▶ **Problem to work on**
Retype the data below exactly; skip every image.

▶ **Records for the exercise**
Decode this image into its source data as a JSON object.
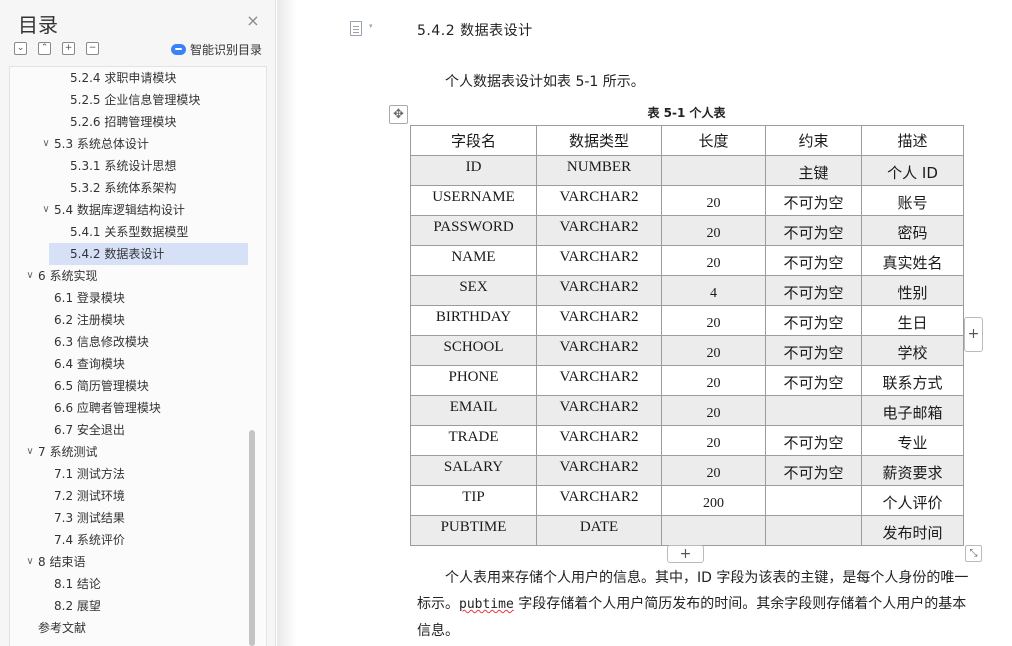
{
  "sidebar": {
    "title": "目录",
    "close_icon": "×",
    "smart_toc_label": "智能识别目录",
    "toolbar_glyphs": [
      "⌄",
      "⌃",
      "+",
      "−"
    ],
    "items": [
      {
        "label": "5.2.4  求职申请模块"
      },
      {
        "label": "5.2.5  企业信息管理模块"
      },
      {
        "label": "5.2.6  招聘管理模块"
      },
      {
        "label": "5.3 系统总体设计",
        "chev": "∨"
      },
      {
        "label": "5.3.1  系统设计思想"
      },
      {
        "label": "5.3.2  系统体系架构"
      },
      {
        "label": "5.4  数据库逻辑结构设计",
        "chev": "∨"
      },
      {
        "label": "5.4.1  关系型数据模型"
      },
      {
        "label": "5.4.2  数据表设计",
        "active": true
      },
      {
        "label": "6    系统实现",
        "chev": "∨"
      },
      {
        "label": "6.1  登录模块"
      },
      {
        "label": "6.2  注册模块"
      },
      {
        "label": "6.3  信息修改模块"
      },
      {
        "label": "6.4  查询模块"
      },
      {
        "label": "6.5  简历管理模块"
      },
      {
        "label": "6.6  应聘者管理模块"
      },
      {
        "label": "6.7  安全退出"
      },
      {
        "label": "7    系统测试",
        "chev": "∨"
      },
      {
        "label": "7.1  测试方法"
      },
      {
        "label": "7.2 测试环境"
      },
      {
        "label": "7.3 测试结果"
      },
      {
        "label": "7.4 系统评价"
      },
      {
        "label": "8    结束语",
        "chev": "∨"
      },
      {
        "label": "8.1 结论"
      },
      {
        "label": "8.2 展望"
      },
      {
        "label": "参考文献"
      }
    ]
  },
  "document": {
    "heading": "5.4.2  数据表设计",
    "intro": "个人数据表设计如表 5-1 所示。",
    "caption": "表 5-1  个人表",
    "table": {
      "headers": [
        "字段名",
        "数据类型",
        "长度",
        "约束",
        "描述"
      ],
      "rows": [
        [
          "ID",
          "NUMBER",
          "",
          "主键",
          "个人 ID"
        ],
        [
          "USERNAME",
          "VARCHAR2",
          "20",
          "不可为空",
          "账号"
        ],
        [
          "PASSWORD",
          "VARCHAR2",
          "20",
          "不可为空",
          "密码"
        ],
        [
          "NAME",
          "VARCHAR2",
          "20",
          "不可为空",
          "真实姓名"
        ],
        [
          "SEX",
          "VARCHAR2",
          "4",
          "不可为空",
          "性别"
        ],
        [
          "BIRTHDAY",
          "VARCHAR2",
          "20",
          "不可为空",
          "生日"
        ],
        [
          "SCHOOL",
          "VARCHAR2",
          "20",
          "不可为空",
          "学校"
        ],
        [
          "PHONE",
          "VARCHAR2",
          "20",
          "不可为空",
          "联系方式"
        ],
        [
          "EMAIL",
          "VARCHAR2",
          "20",
          "",
          "电子邮箱"
        ],
        [
          "TRADE",
          "VARCHAR2",
          "20",
          "不可为空",
          "专业"
        ],
        [
          "SALARY",
          "VARCHAR2",
          "20",
          "不可为空",
          "薪资要求"
        ],
        [
          "TIP",
          "VARCHAR2",
          "200",
          "",
          "个人评价"
        ],
        [
          "PUBTIME",
          "DATE",
          "",
          "",
          "发布时间"
        ]
      ]
    },
    "paragraph": {
      "part1": "个人表用来存储个人用户的信息。其中，ID 字段为该表的主键，是每个人身份的唯一标示。",
      "code": "pubtime",
      "part2": " 字段存储着个人用户简历发布的时间。其余字段则存储着个人用户的基本信息。"
    },
    "controls": {
      "add_row": "+",
      "add_col": "+",
      "move_glyph": "✥",
      "resize_glyph": "⤡",
      "page_icon": "document-icon"
    }
  }
}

▶ **Reply to the exercise**
Decode this image into its source data as a JSON object.
{
  "sidebar": {
    "title": "目录",
    "close_icon": "×",
    "smart_toc_label": "智能识别目录",
    "toolbar_glyphs": [
      "⌄",
      "⌃",
      "+",
      "−"
    ],
    "items": [
      {
        "label": "5.2.4  求职申请模块"
      },
      {
        "label": "5.2.5  企业信息管理模块"
      },
      {
        "label": "5.2.6  招聘管理模块"
      },
      {
        "label": "5.3 系统总体设计",
        "chev": "∨"
      },
      {
        "label": "5.3.1  系统设计思想"
      },
      {
        "label": "5.3.2  系统体系架构"
      },
      {
        "label": "5.4  数据库逻辑结构设计",
        "chev": "∨"
      },
      {
        "label": "5.4.1  关系型数据模型"
      },
      {
        "label": "5.4.2  数据表设计",
        "active": true
      },
      {
        "label": "6    系统实现",
        "chev": "∨"
      },
      {
        "label": "6.1  登录模块"
      },
      {
        "label": "6.2  注册模块"
      },
      {
        "label": "6.3  信息修改模块"
      },
      {
        "label": "6.4  查询模块"
      },
      {
        "label": "6.5  简历管理模块"
      },
      {
        "label": "6.6  应聘者管理模块"
      },
      {
        "label": "6.7  安全退出"
      },
      {
        "label": "7    系统测试",
        "chev": "∨"
      },
      {
        "label": "7.1  测试方法"
      },
      {
        "label": "7.2 测试环境"
      },
      {
        "label": "7.3 测试结果"
      },
      {
        "label": "7.4 系统评价"
      },
      {
        "label": "8    结束语",
        "chev": "∨"
      },
      {
        "label": "8.1 结论"
      },
      {
        "label": "8.2 展望"
      },
      {
        "label": "参考文献"
      }
    ]
  },
  "document": {
    "heading": "5.4.2  数据表设计",
    "intro": "个人数据表设计如表 5-1 所示。",
    "caption": "表 5-1  个人表",
    "table": {
      "headers": [
        "字段名",
        "数据类型",
        "长度",
        "约束",
        "描述"
      ],
      "rows": [
        [
          "ID",
          "NUMBER",
          "",
          "主键",
          "个人 ID"
        ],
        [
          "USERNAME",
          "VARCHAR2",
          "20",
          "不可为空",
          "账号"
        ],
        [
          "PASSWORD",
          "VARCHAR2",
          "20",
          "不可为空",
          "密码"
        ],
        [
          "NAME",
          "VARCHAR2",
          "20",
          "不可为空",
          "真实姓名"
        ],
        [
          "SEX",
          "VARCHAR2",
          "4",
          "不可为空",
          "性别"
        ],
        [
          "BIRTHDAY",
          "VARCHAR2",
          "20",
          "不可为空",
          "生日"
        ],
        [
          "SCHOOL",
          "VARCHAR2",
          "20",
          "不可为空",
          "学校"
        ],
        [
          "PHONE",
          "VARCHAR2",
          "20",
          "不可为空",
          "联系方式"
        ],
        [
          "EMAIL",
          "VARCHAR2",
          "20",
          "",
          "电子邮箱"
        ],
        [
          "TRADE",
          "VARCHAR2",
          "20",
          "不可为空",
          "专业"
        ],
        [
          "SALARY",
          "VARCHAR2",
          "20",
          "不可为空",
          "薪资要求"
        ],
        [
          "TIP",
          "VARCHAR2",
          "200",
          "",
          "个人评价"
        ],
        [
          "PUBTIME",
          "DATE",
          "",
          "",
          "发布时间"
        ]
      ]
    },
    "paragraph": {
      "part1": "个人表用来存储个人用户的信息。其中，ID 字段为该表的主键，是每个人身份的唯一标示。",
      "code": "pubtime",
      "part2": " 字段存储着个人用户简历发布的时间。其余字段则存储着个人用户的基本信息。"
    },
    "controls": {
      "add_row": "+",
      "add_col": "+",
      "move_glyph": "✥",
      "resize_glyph": "⤡",
      "page_icon": "document-icon"
    }
  }
}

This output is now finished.